> _What you are asked to do_
Please write back every entry exactly, character for character.

[Data records for software interfaces]
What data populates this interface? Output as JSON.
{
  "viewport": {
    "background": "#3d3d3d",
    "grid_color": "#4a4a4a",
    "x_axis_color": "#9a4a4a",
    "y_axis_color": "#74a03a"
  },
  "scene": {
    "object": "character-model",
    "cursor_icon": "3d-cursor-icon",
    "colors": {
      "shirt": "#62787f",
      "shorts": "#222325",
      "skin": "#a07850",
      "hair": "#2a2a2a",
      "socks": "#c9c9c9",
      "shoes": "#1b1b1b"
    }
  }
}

> _Completed exercise_
What data populates this interface? Output as JSON.
{
  "viewport": {
    "background": "#3d3d3d",
    "grid_color": "#4a4a4a",
    "x_axis_color": "#9a4a4a",
    "y_axis_color": "#74a03a"
  },
  "scene": {
    "object": "character-model",
    "cursor_icon": "3d-cursor-icon",
    "colors": {
      "shirt": "#62787f",
      "shorts": "#222325",
      "skin": "#a07850",
      "hair": "#2a2a2a",
      "socks": "#c9c9c9",
      "shoes": "#1b1b1b"
    }
  }
}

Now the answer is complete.